I name my ripped episodes (disc name)A, B, C, D, etc. And then I name them the actual "correct" name once I've checked them against the source DVD. So here we have files named bsg_disc_whatever_a, bsg_disc_whatever_b and bsg_disc_whatever_c added to the queue. In the screenshot ABOVE, you can see that I'm on Chapter 3, so my episode name ends in a C.
Once they're done, you'll have a handful of mp4 or m4v files (whichever you prefer), one for each episode. This might sound confusing, but the file here is the FIRST episode (A) on disc 3 of season 4 of BSG, which has episodes 5-7 on it. So it's episode 5.
The right way to name them is "Show Name S0XE0X". Where X = season and episode. So this file will be renamed to "Battlestar Galactica S04E05.m4v".
Now, before you're done, you want to check each file to make sure it's correct. This is simple. Load up the .dvdimage file in DVD player, and pick an episode. Say it's the first in a season, bring up episode 1. Now, fast forward it to somewhere in the middle, so you can see what's going on.
Say I'm using BSG, and at 15:00 in Episode 1, I see that Olmos is standing next to Tricia Helfer, on the bridge. I now use VLC, and open my "Battlestar Galactica S01E01.m4v" file, and fast forward it to 15:00 as well. They may be a few seconds off from each other, but I can scan around that general time and see if I'm looking at the same episode. If 15:00 in I'm not looking anywhere even remotely at Olmos, I know that I've got the wrong file.
Here's a picture of two "compares". DVD player (playing the DVD image) is on the left, VLC (playing the tipped m4v file) is on the right in both pics, and both are at the same time frame in the episode.
Once you've checked, and have your filenames all squared away, put 'em in a season folder like so:
Repeat the process for each DVD in the season. I don't care about the director commentary/deleted scenes after I've seen them once, so I don't want to keep them. This way, you trim out a LOT of fat from each DVD instead of keeping full images on your storage device, since all you're saving are the individual episodes.

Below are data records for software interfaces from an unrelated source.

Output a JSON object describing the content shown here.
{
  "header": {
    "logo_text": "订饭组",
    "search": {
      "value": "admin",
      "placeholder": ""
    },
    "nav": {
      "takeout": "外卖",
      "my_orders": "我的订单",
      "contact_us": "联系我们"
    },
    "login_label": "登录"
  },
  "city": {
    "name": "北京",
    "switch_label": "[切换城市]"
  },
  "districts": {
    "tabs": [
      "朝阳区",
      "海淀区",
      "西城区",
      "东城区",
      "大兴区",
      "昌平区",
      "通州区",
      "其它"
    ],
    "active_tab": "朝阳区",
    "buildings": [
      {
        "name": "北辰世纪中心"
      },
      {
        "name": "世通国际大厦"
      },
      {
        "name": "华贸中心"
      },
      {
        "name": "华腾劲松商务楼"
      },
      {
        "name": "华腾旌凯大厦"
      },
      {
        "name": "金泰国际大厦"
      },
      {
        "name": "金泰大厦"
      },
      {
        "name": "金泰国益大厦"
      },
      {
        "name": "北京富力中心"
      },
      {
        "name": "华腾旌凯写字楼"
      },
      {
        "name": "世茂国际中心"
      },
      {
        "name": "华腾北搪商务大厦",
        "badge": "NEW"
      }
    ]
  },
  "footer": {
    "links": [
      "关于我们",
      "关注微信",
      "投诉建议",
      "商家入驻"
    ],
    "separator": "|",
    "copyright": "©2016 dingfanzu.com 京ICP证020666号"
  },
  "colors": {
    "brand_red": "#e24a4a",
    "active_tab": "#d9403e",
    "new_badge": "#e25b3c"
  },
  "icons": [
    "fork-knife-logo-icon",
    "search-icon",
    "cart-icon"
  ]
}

With my setup, I run 3000kbps and each episode ends up about 1GB. The DVD image is 8GB, so I save 5GB per disc doing it this way, which leaves me more space on my NAS to put other shows, movies, etc.
And that's it!